Finch Buck Warped Tour To Get Weird On New LP

Band is skipping festival circuit to work on next album.

Fans who have only recently discovered the driving, passionate sounds of Finch had better get their fill now.

Like most bands, the Temecula, California, quintet has been making the early-summer radio-festival rounds, with shows scheduled through Sunday supporting its latest album, What It Is to Burn. Unlike their peers, however, Finch won't then embark on Ozzfest, Warped Tour or Lollapalooza. Instead of dropping a third single on the heels of two successful ones and following it up with some extensive roadwork, they're doing the unthinkable: dropping out of sight.

"It's all about a natural progression," guitarist Randy Strohmeyer said. "We're not trying to blow up. We're just trying to be a band and do our thing."

And Finch's thing, much to the delight of longtime fans of the 15-month-old debut, is working on their new album. They've got a handful of songs written so far, most of them penned while on the road, and have played a few of them recently. Pre-production for the as-yet-untitled effort will run through July, and in August they'll track the songs with producer Mark Trombino (Jimmy Eat World, Creeper Lagoon), who also helmed What It Is to Burn. Strohmeyer said he hopes to have the album out by late this year or early next.

Finch — Strohmeyer, singer Nate Barcalow, guitarist Alex Linares, bassist Derek Doherty and drummer Alex Pappas — were actually scheduled to play the main stage of this year's Warped Tour, but voluntarily withdrew from the trek. Despite the rumors, they are not breaking up. The thought of spending another summer playing the avant-thrasher "Project Mayhem" and caustic "Grey Matter," as well as the singles "Letters to You" and the title track, was too much to bear for the band, which also saw the retread as a disservice to longtime Finch fans.

"We've been playing these songs way longer than the record's been out, like for probably two years," Strohmeyer said. "We just felt like it was time to make new songs. And I think a lot of people are going to be more excited about that than us playing Warped Tour again."

Strohmeyer facilitated Finch's label deal through an association with siblings Richard and Stefanie Reines of Drive-Thru Records, whom he used to receive advice on his fledging outfit. Eventually, the connection berthed a showcase that yielded a deal with major-label-distributed Drive-Thru and the Falling Into Place EP in October 2001.

The band has always stuck to its independent guns, and with the release of What It Is to Burn in March 2001, it has karmic results to show for the effort. Independent stations took a chance and played the little known band's track "Letters to You," and the buzz on Finch spread scattershot throughout the country.

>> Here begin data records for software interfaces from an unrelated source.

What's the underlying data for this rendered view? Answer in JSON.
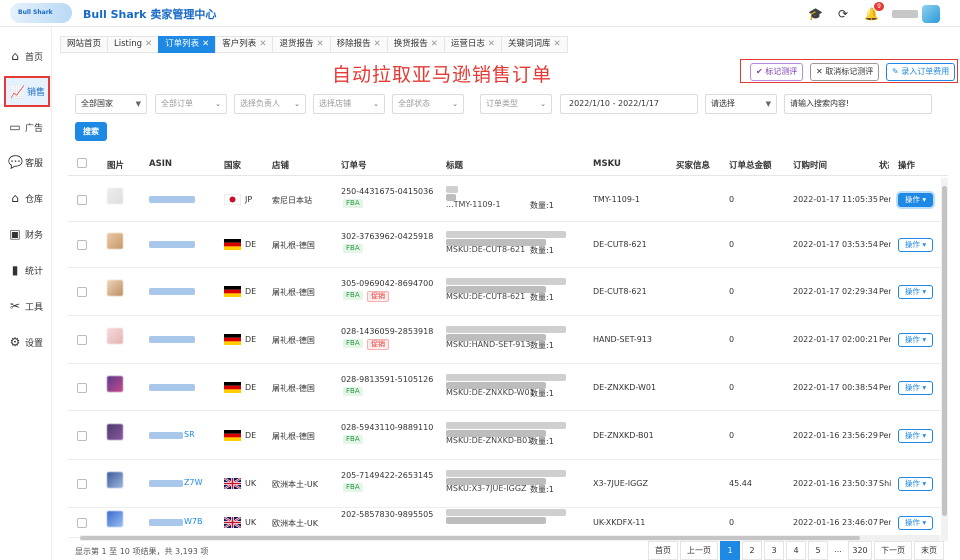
{
  "app": {
    "logo_text": "Bull Shark",
    "title": "Bull Shark 卖家管理中心",
    "notification_count": "9"
  },
  "sidebar": {
    "items": [
      {
        "label": "首页",
        "icon": "home-icon"
      },
      {
        "label": "销售",
        "icon": "chart-line-icon",
        "active": true
      },
      {
        "label": "广告",
        "icon": "ad-icon"
      },
      {
        "label": "客服",
        "icon": "chat-icon"
      },
      {
        "label": "仓库",
        "icon": "warehouse-icon"
      },
      {
        "label": "财务",
        "icon": "finance-icon"
      },
      {
        "label": "统计",
        "icon": "bar-chart-icon"
      },
      {
        "label": "工具",
        "icon": "tools-icon"
      },
      {
        "label": "设置",
        "icon": "settings-icon"
      }
    ]
  },
  "tabs": [
    {
      "label": "网站首页",
      "closable": false
    },
    {
      "label": "Listing",
      "closable": true
    },
    {
      "label": "订单列表",
      "closable": true,
      "active": true
    },
    {
      "label": "客户列表",
      "closable": true
    },
    {
      "label": "退货报告",
      "closable": true
    },
    {
      "label": "移除报告",
      "closable": true
    },
    {
      "label": "换货报告",
      "closable": true
    },
    {
      "label": "运营日志",
      "closable": true
    },
    {
      "label": "关键词词库",
      "closable": true
    }
  ],
  "headline": "自动拉取亚马逊销售订单",
  "actions": {
    "mark": "✔ 标记测评",
    "unmark": "✕ 取消标记测评",
    "fee": "✎ 录入订单费用"
  },
  "filters": {
    "country": "全部国家",
    "order": "全部订单",
    "owner": "选择负责人",
    "store": "选择店铺",
    "status": "全部状态",
    "order_type": "订单类型",
    "date_range": "2022/1/10 - 2022/1/17",
    "select": "请选择",
    "search_placeholder": "请输入搜索内容!",
    "search_button": "搜索"
  },
  "table": {
    "headers": [
      "图片",
      "ASIN",
      "国家",
      "店铺",
      "订单号",
      "标题",
      "MSKU",
      "买家信息",
      "订单总金额",
      "订购时间",
      "状态",
      "操作"
    ],
    "rows": [
      {
        "asin_suffix": "",
        "country": "JP",
        "store": "索尼日本站",
        "order_no": "250-4431675-0415036",
        "tags": [
          "FBA"
        ],
        "title_sub": "...TMY-1109-1",
        "qty": "数量:1",
        "msku": "TMY-1109-1",
        "amount": "0",
        "time": "2022-01-17 11:05:35",
        "status": "Pen",
        "op": "操作"
      },
      {
        "asin_suffix": "",
        "country": "DE",
        "store": "屠礼根-德国",
        "order_no": "302-3763962-0425918",
        "tags": [
          "FBA"
        ],
        "title_sub": "MSKU:DE-CUT8-621",
        "qty": "数量:1",
        "msku": "DE-CUT8-621",
        "amount": "0",
        "time": "2022-01-17 03:53:54",
        "status": "Pen",
        "op": "操作"
      },
      {
        "asin_suffix": "",
        "country": "DE",
        "store": "屠礼根-德国",
        "order_no": "305-0969042-8694700",
        "tags": [
          "FBA",
          "促销"
        ],
        "title_sub": "MSKU:DE-CUT8-621",
        "qty": "数量:1",
        "msku": "DE-CUT8-621",
        "amount": "0",
        "time": "2022-01-17 02:29:34",
        "status": "Pen",
        "op": "操作"
      },
      {
        "asin_suffix": "",
        "country": "DE",
        "store": "屠礼根-德国",
        "order_no": "028-1436059-2853918",
        "tags": [
          "FBA",
          "促销"
        ],
        "title_sub": "MSKU:HAND-SET-913",
        "qty": "数量:1",
        "msku": "HAND-SET-913",
        "amount": "0",
        "time": "2022-01-17 02:00:21",
        "status": "Pen",
        "op": "操作"
      },
      {
        "asin_suffix": "",
        "country": "DE",
        "store": "屠礼根-德国",
        "order_no": "028-9813591-5105126",
        "tags": [
          "FBA"
        ],
        "title_sub": "MSKU:DE-ZNXKD-W01",
        "qty": "数量:1",
        "msku": "DE-ZNXKD-W01",
        "amount": "0",
        "time": "2022-01-17 00:38:54",
        "status": "Pen",
        "op": "操作"
      },
      {
        "asin_suffix": "SR",
        "country": "DE",
        "store": "屠礼根-德国",
        "order_no": "028-5943110-9889110",
        "tags": [
          "FBA"
        ],
        "title_sub": "MSKU:DE-ZNXKD-B01",
        "qty": "数量:1",
        "msku": "DE-ZNXKD-B01",
        "amount": "0",
        "time": "2022-01-16 23:56:29",
        "status": "Pen",
        "op": "操作"
      },
      {
        "asin_suffix": "Z7W",
        "country": "UK",
        "store": "欧洲本土-UK",
        "order_no": "205-7149422-2653145",
        "tags": [
          "FBA"
        ],
        "title_sub": "MSKU:X3-7JUE-IGGZ",
        "qty": "数量:1",
        "msku": "X3-7JUE-IGGZ",
        "amount": "45.44",
        "time": "2022-01-16 23:50:37",
        "status": "Shi",
        "op": "操作"
      },
      {
        "asin_suffix": "W7B",
        "country": "UK",
        "store": "欧洲本土-UK",
        "order_no": "202-5857830-9895505",
        "tags": [],
        "title_sub": "",
        "qty": "",
        "msku": "UK-XKDFX-11",
        "amount": "0",
        "time": "2022-01-16 23:46:07",
        "status": "Pen",
        "op": "操作"
      }
    ]
  },
  "pagination": {
    "summary": "显示第 1 至 10 项结果，共 3,193 项",
    "first": "首页",
    "prev": "上一页",
    "pages": [
      "1",
      "2",
      "3",
      "4",
      "5",
      "...",
      "320"
    ],
    "next": "下一页",
    "last": "末页"
  },
  "colors": {
    "accent": "#1e88e5",
    "highlight": "#e53935",
    "fba": "#2e9b46"
  }
}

"Independent radio stations are the people who give people like us a chance," Strohmeyer said. "When we first put out our album, independent stations all around the country picked up 'Letters to You.' It was so random because we weren't expecting it at all. ... With those stations [and major labels], everybody holds something over somebody else's head, and I think that really sucks.

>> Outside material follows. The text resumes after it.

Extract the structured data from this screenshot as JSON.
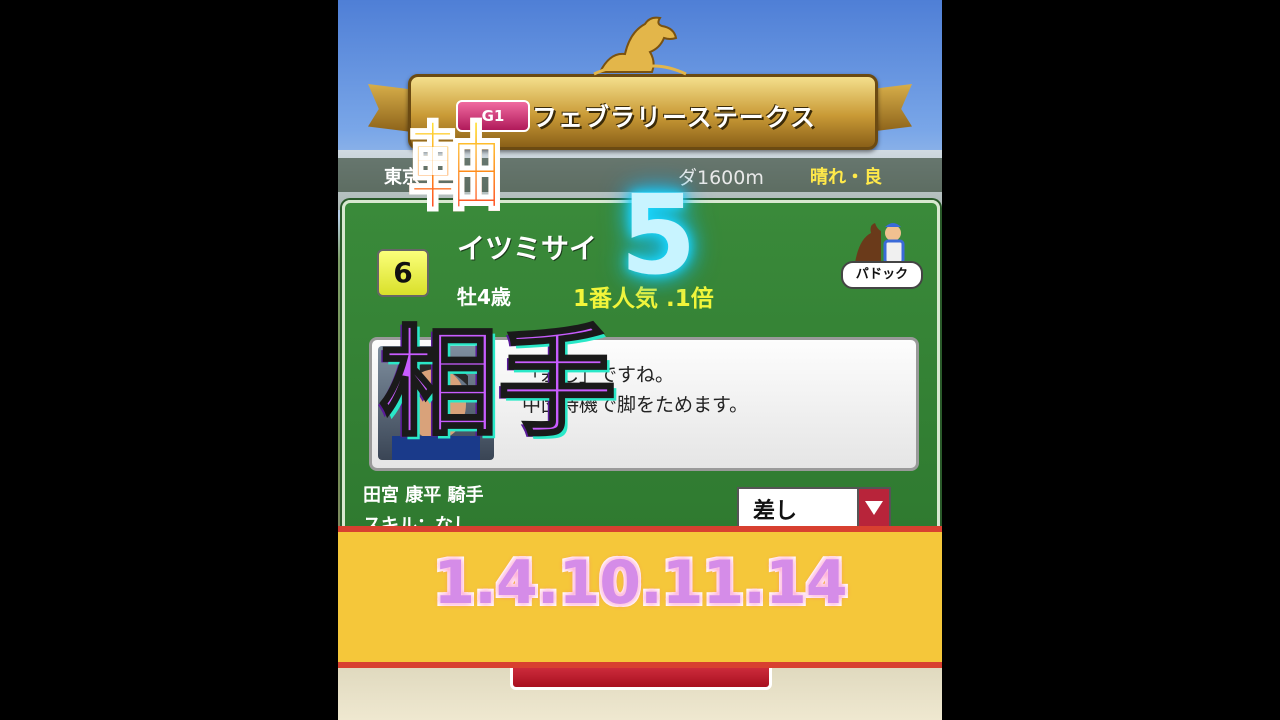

"For us, it was cool because we didn't have anything to offer them, but they just played ['Letters'] because they liked our band," he added.

Before they go away, Finch are leaving the fans with "What It Is to Burn," a song Strohmeyer considers their best and most representative track. And he expects the new album to up the ante even further.

"We really want to stay the same mentality," he said of the new one. "Just progress as musicians. I think the next album will be a lot more mature and a lot more intricate, and a little bit more weird."